Dataset rows for apps and sites:

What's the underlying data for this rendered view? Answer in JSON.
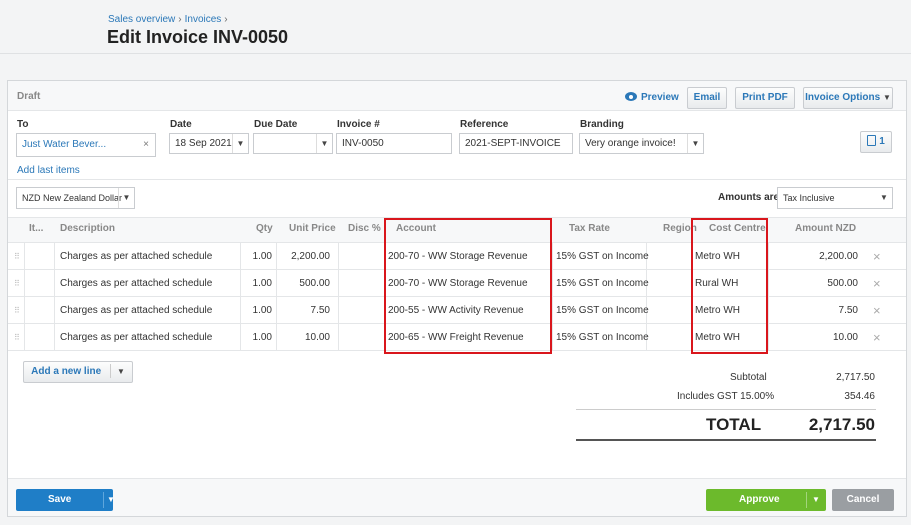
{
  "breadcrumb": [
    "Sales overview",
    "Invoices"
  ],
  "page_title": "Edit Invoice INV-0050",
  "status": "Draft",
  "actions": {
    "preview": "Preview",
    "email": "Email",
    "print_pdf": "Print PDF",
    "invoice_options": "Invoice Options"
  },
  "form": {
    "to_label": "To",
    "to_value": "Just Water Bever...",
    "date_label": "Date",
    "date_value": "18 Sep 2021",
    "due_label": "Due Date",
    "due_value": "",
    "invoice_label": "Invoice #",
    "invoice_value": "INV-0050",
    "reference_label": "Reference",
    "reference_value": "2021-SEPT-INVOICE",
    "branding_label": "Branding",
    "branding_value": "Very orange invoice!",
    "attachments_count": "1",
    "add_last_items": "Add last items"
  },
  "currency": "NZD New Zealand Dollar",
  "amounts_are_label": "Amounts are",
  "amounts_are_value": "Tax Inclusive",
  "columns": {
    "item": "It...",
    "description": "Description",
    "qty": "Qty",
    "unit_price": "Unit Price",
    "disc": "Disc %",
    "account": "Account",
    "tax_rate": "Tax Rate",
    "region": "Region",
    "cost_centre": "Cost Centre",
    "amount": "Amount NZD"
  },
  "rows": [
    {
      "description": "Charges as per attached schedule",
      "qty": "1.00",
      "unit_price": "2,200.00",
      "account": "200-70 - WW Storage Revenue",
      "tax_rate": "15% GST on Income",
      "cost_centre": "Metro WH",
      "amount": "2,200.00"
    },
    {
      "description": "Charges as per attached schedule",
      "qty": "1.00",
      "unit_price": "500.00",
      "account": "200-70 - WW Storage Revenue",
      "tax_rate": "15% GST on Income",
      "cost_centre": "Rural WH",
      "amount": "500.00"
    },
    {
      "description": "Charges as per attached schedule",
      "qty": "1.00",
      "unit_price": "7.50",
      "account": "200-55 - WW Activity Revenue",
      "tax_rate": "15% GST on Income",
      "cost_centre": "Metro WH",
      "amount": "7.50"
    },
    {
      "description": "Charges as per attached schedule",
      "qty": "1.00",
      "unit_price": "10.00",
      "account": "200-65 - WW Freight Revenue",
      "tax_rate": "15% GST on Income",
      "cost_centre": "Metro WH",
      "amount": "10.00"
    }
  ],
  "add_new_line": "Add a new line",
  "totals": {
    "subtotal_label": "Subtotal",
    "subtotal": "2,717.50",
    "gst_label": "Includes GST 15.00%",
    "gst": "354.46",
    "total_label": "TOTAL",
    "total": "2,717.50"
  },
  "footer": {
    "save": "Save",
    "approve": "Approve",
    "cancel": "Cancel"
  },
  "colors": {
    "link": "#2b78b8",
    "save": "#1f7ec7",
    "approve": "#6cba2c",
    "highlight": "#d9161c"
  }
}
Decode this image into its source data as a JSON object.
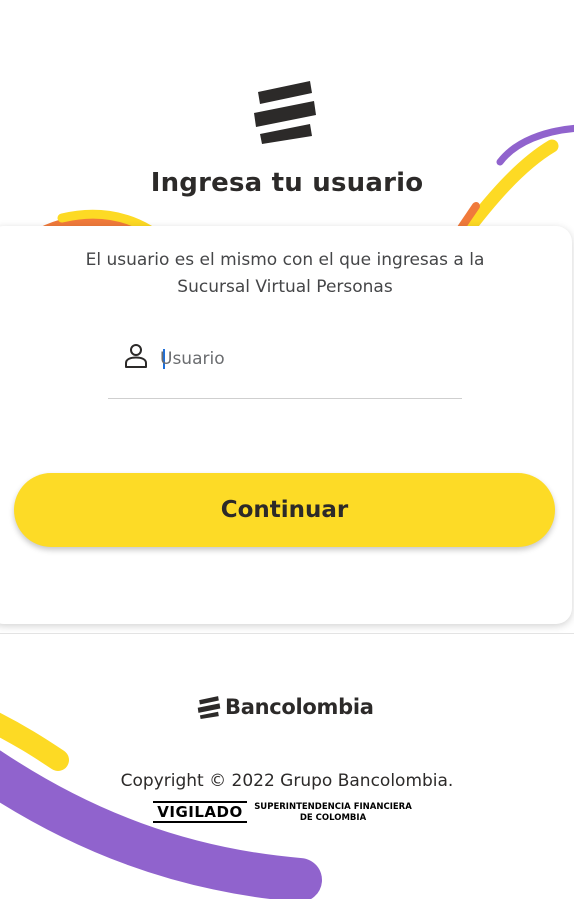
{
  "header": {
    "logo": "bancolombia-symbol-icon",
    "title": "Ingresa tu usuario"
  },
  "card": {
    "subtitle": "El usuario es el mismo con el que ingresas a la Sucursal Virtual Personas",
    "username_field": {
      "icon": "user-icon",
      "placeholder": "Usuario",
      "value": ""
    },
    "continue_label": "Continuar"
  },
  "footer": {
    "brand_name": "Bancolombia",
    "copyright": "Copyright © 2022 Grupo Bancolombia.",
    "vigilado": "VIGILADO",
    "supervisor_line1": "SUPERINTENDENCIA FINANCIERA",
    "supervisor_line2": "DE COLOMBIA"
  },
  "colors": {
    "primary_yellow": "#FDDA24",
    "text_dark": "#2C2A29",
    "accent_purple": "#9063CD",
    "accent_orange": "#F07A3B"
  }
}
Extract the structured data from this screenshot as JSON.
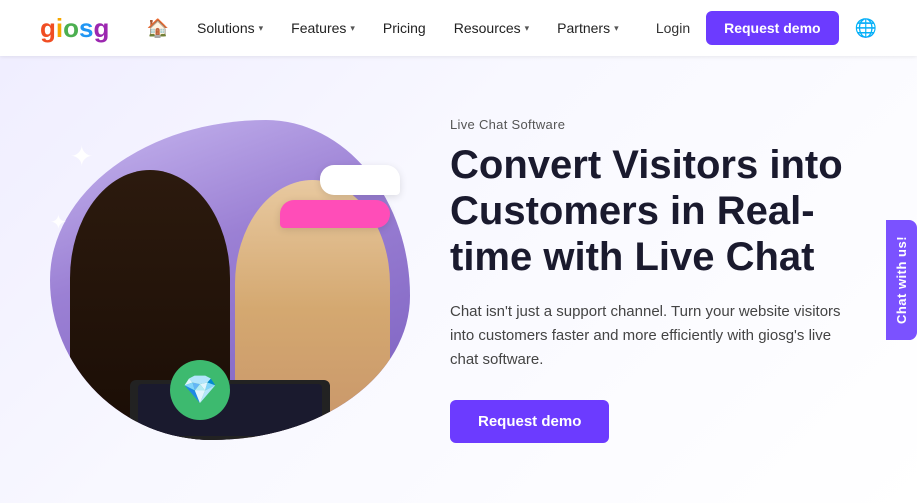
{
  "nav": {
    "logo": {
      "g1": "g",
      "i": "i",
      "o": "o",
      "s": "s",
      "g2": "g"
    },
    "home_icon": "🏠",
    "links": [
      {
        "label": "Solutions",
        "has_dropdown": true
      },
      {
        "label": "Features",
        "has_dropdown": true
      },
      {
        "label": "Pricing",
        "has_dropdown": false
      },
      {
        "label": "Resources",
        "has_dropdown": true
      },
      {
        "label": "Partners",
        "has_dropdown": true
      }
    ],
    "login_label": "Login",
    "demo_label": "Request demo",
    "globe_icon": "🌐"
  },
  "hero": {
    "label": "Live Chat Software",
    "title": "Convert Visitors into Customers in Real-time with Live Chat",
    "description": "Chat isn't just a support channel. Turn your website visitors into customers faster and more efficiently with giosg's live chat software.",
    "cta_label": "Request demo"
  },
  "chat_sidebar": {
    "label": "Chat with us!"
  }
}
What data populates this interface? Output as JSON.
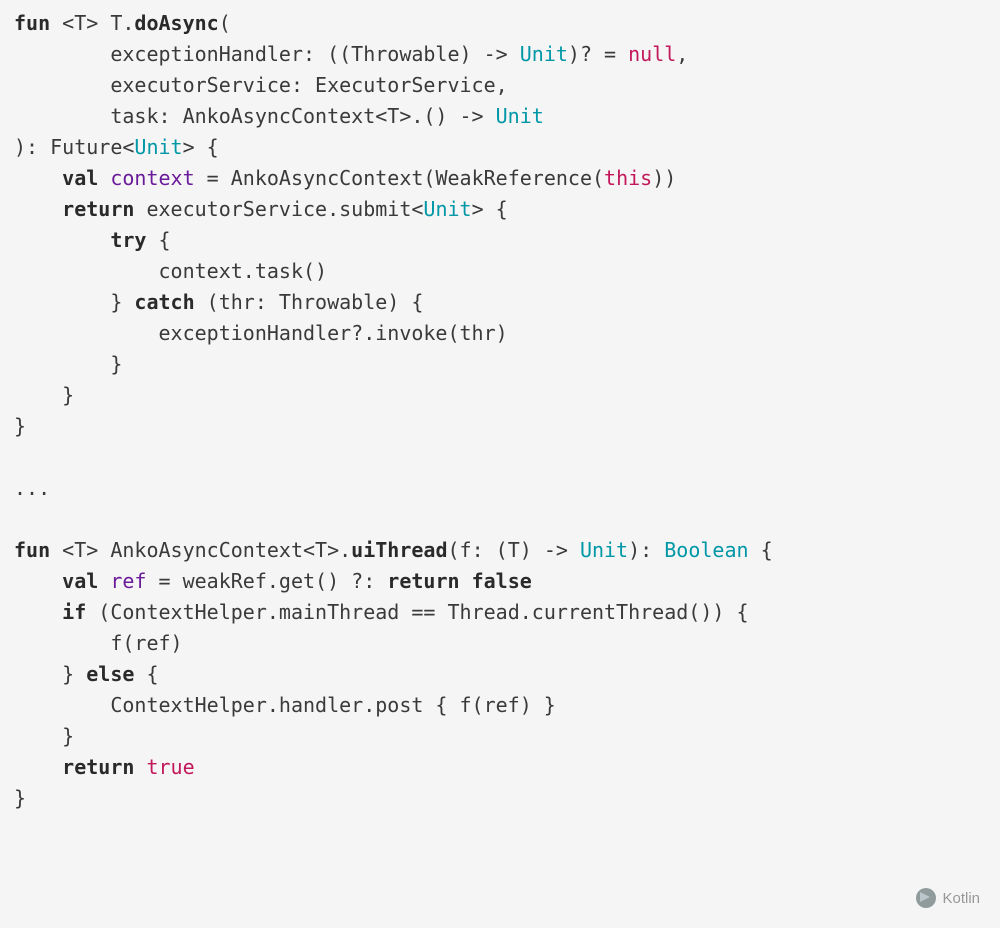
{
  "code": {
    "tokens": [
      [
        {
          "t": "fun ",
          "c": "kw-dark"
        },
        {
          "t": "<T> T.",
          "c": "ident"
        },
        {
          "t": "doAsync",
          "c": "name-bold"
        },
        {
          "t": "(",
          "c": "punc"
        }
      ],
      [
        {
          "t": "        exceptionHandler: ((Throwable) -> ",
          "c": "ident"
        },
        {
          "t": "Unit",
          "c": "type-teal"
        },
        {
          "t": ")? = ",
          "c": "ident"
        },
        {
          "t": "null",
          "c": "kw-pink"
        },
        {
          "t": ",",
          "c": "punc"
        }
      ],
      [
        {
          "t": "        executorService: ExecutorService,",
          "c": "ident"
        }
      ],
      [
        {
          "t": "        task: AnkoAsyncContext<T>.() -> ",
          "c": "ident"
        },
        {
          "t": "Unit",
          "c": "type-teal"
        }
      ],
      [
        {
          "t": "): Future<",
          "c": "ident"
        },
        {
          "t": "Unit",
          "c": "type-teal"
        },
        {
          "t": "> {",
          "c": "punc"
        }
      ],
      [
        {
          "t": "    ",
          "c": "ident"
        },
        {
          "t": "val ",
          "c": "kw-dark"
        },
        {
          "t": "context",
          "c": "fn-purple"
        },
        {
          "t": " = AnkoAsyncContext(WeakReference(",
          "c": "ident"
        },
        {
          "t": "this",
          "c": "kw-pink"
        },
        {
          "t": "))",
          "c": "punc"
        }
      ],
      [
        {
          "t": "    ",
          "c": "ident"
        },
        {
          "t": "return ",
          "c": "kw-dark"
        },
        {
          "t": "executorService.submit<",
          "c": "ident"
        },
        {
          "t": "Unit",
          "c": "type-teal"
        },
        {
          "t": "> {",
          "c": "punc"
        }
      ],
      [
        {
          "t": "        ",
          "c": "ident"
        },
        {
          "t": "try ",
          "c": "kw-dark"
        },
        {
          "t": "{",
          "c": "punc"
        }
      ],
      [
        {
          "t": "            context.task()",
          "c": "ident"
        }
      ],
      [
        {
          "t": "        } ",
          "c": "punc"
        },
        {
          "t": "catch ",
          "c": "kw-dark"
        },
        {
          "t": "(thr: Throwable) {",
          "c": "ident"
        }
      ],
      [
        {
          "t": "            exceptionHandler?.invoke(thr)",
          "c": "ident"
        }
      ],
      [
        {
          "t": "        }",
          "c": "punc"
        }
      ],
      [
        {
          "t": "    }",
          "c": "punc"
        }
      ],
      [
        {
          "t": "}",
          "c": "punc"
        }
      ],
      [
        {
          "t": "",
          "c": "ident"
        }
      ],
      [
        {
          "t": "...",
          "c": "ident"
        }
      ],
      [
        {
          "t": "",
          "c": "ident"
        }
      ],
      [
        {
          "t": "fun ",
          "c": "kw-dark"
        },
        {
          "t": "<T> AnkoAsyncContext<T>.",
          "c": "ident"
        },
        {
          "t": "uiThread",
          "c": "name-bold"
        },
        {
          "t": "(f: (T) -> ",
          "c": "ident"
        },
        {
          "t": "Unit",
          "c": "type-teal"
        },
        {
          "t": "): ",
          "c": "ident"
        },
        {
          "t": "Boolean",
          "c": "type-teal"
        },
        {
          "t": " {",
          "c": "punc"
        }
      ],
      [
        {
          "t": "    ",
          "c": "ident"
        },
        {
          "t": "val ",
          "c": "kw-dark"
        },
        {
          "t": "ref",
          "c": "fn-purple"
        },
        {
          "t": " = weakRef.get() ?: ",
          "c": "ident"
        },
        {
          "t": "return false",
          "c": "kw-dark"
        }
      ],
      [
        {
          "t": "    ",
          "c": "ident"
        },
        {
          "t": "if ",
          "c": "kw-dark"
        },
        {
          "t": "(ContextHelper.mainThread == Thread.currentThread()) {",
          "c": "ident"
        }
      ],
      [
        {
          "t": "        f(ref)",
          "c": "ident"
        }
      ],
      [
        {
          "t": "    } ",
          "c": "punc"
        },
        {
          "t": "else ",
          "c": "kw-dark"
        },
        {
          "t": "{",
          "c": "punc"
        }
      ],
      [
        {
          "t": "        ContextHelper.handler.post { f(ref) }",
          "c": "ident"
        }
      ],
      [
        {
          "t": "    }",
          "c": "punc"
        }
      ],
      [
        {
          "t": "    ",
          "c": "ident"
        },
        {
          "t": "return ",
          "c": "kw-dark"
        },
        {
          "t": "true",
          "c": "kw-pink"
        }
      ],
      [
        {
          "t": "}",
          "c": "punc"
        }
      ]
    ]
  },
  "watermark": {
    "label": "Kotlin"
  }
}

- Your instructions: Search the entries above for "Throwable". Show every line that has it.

- Written answer:
          "t": "        exceptionHandler: ((Throwable) -> ",
          "t": "(thr: Throwable) {",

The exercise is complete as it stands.